Rule: every rule has exceptions, including this one
In the long-run, and with hindsight, most actions of the market make sense. Sadly, we live in the short run, and our lives may only see one to 1.5 full macro-cycles of the market in our lives. We live in a haze, and wonder what useful economic and financial rules are persistently valid?
We live in a tension between imitation and thought, between momentum and valuation, between crowds and lonely reasoning, between short-term thinking and long-term thinking.
It would be nice to be like Buffett, who has no constraint on his time horizon, managing to the infinite horizon, because he has so much that setbacks would mean little to him. But most of us have retirements to fund, college expenses, a mortgage, and many other things that make us far more subject to risk.
Does valuation matter? You bet it does. When will it matter next? Uh, we can’t answer that. When we come up with a good measure of that, people begin using it, and the system changes.
My personal asset allocation for most of my life has been 75% risk assets/25% cash. Especially now, when bond yields are so low, I don’t see a lot of reason to extend the maturities of my bond portfolio, aside from a small position in ultra-long Treasuries, which is a hedge against deflation.
Investment reasoning is a struggle between the short-term and the long-term. The short-term gets the news day-by-day. The long term silently gains value.
If you invest long enough, you will have more than your share of situations where you say, “I don’t get this.” It can happen on the bull or bear sides of the market, and you may eventually be proved right, but how did you do while you were waiting?
Is there a permanent return premium to investing in equities? I think so, but it is smaller than most imagine, particularly if compared against BBB/Baa bonds.
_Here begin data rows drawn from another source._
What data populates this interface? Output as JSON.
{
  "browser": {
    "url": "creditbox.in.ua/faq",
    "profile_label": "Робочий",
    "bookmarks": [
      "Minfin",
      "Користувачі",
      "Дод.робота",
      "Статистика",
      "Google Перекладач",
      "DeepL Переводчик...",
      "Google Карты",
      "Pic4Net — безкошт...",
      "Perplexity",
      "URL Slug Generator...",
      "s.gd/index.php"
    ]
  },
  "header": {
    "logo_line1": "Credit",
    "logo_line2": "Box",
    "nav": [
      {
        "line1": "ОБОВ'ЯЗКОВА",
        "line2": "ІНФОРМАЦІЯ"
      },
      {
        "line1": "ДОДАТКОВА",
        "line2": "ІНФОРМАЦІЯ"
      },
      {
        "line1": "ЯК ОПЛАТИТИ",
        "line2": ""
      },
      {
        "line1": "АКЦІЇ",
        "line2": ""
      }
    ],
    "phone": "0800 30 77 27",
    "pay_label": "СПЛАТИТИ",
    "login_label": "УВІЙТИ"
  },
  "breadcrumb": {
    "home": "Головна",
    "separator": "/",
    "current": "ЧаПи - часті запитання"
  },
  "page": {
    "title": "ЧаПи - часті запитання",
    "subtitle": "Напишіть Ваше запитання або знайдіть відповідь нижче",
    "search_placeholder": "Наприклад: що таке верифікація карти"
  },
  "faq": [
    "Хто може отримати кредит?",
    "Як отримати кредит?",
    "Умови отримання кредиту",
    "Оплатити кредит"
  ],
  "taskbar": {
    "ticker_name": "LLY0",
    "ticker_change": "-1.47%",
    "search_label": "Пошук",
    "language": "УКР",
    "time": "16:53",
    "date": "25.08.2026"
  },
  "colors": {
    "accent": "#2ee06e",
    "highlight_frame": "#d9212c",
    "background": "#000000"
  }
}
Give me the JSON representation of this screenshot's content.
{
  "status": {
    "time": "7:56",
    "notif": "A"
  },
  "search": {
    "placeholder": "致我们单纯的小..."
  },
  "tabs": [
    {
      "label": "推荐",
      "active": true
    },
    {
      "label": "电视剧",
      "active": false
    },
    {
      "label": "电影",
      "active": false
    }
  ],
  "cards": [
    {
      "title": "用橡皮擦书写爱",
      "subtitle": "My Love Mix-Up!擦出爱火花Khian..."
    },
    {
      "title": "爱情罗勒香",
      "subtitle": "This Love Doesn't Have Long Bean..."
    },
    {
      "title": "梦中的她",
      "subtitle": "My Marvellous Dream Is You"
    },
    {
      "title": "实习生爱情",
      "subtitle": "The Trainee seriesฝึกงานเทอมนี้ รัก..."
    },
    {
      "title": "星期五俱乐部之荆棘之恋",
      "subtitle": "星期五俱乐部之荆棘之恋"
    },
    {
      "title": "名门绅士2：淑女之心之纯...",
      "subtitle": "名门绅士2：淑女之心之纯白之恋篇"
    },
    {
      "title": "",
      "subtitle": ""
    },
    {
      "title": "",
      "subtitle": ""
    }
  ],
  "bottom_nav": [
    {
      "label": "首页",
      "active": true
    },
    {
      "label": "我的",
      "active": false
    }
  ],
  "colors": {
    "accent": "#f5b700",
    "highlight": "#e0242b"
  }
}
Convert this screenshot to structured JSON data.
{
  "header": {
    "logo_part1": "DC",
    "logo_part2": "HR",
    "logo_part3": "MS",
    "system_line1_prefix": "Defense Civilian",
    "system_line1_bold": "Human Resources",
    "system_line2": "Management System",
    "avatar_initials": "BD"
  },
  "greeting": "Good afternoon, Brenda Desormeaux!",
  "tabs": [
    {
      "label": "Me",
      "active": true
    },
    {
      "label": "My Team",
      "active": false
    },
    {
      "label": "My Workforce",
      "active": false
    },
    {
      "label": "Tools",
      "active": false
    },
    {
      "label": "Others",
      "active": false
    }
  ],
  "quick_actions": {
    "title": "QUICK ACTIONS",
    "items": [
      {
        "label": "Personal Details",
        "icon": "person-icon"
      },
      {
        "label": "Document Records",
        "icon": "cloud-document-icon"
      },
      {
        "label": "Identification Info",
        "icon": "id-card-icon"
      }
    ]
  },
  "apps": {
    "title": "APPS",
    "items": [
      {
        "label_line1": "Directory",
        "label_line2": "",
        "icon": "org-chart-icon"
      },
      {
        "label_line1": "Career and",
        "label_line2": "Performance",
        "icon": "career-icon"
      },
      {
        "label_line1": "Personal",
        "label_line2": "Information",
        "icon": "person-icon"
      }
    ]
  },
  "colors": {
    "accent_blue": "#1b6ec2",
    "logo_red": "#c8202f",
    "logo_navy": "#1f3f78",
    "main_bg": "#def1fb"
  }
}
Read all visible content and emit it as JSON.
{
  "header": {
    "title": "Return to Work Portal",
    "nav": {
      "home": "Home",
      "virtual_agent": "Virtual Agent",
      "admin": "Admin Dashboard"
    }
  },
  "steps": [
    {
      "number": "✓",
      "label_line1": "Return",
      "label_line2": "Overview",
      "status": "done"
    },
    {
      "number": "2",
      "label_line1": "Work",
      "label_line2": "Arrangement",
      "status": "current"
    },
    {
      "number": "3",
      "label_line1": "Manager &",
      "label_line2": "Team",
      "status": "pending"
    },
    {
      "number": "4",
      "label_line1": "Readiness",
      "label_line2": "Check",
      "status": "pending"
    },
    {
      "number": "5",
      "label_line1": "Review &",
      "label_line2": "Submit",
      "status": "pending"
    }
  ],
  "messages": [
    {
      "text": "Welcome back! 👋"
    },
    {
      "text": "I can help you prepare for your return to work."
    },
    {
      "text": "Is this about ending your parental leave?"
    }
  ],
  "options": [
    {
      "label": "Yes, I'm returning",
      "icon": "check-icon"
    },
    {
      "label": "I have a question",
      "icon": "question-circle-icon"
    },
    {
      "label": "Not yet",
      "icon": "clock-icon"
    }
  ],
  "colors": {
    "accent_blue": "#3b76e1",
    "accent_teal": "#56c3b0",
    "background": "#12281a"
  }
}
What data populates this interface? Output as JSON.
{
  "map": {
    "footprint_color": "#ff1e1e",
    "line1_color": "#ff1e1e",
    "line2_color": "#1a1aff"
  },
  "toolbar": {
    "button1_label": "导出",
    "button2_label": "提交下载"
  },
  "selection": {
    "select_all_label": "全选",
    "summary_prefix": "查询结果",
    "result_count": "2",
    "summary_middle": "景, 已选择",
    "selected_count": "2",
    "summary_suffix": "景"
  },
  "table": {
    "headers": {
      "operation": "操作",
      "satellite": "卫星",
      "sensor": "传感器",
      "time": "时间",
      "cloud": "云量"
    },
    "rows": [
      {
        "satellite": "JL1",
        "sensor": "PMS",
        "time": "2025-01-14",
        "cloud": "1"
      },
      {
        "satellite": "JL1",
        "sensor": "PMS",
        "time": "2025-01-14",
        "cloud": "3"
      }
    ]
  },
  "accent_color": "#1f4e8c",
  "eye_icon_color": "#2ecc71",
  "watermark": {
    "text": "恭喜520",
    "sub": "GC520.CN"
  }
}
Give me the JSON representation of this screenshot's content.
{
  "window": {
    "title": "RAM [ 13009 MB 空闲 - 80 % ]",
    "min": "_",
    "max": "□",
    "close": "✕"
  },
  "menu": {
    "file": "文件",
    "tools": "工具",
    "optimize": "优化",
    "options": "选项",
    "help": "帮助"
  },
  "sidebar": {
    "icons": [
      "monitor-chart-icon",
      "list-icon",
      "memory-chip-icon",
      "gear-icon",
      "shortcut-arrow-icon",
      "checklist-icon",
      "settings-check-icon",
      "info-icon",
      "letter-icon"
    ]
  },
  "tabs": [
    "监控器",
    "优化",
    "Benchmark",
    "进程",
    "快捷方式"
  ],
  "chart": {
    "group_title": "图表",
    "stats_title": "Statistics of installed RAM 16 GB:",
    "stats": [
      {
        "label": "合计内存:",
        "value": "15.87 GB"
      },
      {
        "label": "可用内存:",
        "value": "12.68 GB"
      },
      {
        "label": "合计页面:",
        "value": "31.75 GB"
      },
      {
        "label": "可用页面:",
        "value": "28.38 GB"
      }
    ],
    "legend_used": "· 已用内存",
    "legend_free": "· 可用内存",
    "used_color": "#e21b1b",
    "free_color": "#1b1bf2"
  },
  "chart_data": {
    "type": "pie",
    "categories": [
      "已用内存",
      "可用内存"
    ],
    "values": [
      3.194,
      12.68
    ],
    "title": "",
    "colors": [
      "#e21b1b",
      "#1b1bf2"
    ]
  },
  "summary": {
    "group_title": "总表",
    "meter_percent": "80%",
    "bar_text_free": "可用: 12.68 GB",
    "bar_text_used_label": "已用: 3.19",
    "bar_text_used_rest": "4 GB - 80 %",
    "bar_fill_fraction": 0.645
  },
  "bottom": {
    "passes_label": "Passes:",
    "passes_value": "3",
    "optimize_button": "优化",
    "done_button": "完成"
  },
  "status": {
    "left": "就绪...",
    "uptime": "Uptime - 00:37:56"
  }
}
I’m not saying there are no rules. Far from it, why did I write this series?! What I am saying is that we have to have a firm understanding of the time horizon over which the “rules” will work, and an understanding of market valuations, sensing when valuations are high amid a surging market, and when valuations are low amid a plunging market. There are times to resist the trends, and times to embrace the trends.
The rules that I embrace and write about are useful. They reduce risk and enhance return. I once said to Jim Cramer before I started writing at RealMoney that the rules work 65% of the time, they don’t work 30% of the time, and 5% of the time, the opposite of the rules works. This is important to grasp, because any set of tools used to analyze the market will be limited — there is no perfect set of rules that can anticipate everything. You should expect disappointment, and even embarrassment with some degree of frequency. That’s the way of the market even for the best of us.
Hey, Buffett bought investment banks, textiles, shoes and airlines at the wrong times. But we remember the baseball players who had seasons that were better than .400, and Buffett is an example of that. In general, he made errors, but he rarely compounded them. His successes he compounded, and then some.
The rule I stated above is meant to be a paradox. In general, I am a long-term oriented, valuation-driven investor who seeks to maximize total return over the long haul, with significant efforts to avoid risk. Do I always succeed? No. Do I make significant mistakes? Yes. Have my winners more than paid for my losers over the 20+ years I have been an active investor? Yes, yes, and then some.
But this isn’t about me. Every investor will have days where they will have their head in their hands, like I did managing the huge corporate bond portfolio in September 2002, where I said to the high yield manager one evening as we were leaving work, “This can’t keep going on like like this, right? We’re close to this burning out, no?
He was a great aid to my learning, an optimist who embraced risk when it paid to do so. At the time, he agreed with me, but told me that you can never tell how bad it could get.
As it was, that was near the bottom, and the pains that we felt were those of the market shaking out the crud to reveal what had long lasting value. Or at least, value for a time, because the modus operandi of the Fed became inflating a financial/housing bubble. That would not work in the long run, but it would work for a time. After that, I worked at a place that assumed that it would fail very soon, and was shocked at how far the financial excesses would eventually run. I was the one reluctant semi-bull in a bear shop that would eventually be right, but we had to survive through 4+ years of increasing leverage, waiting for the moment when the leverage had gone too far, and then some.
Being a moderate risk-taker who respects risk is a good way to approach the markets. I have learned from such men, and that is what I aim for in my investing. That means I lag when things are crazy, and that is fine with me. I don’t play for the last nickel — that nickel may cost many bucks. Respect the markets, and realize that they aren’t here to serve you; they exist to allocate capital to the wise over the long run. In the process, some will try to profit via imitation — it’s a simple strategy, and time honored, but when too many people imitate, rather than think, bad things happen.
The End, for Now
This post is the end of a long series, and I thank those who have read me through the series. I think there is a lot of wisdom here, but markets play havoc with wisdom in the short run, even if it wins in the long run. If I find something particularly profound, I will add to this series, but aside from one or two posts, all of the “rules” were generated prior to 2003. Thus, this is the end of the series.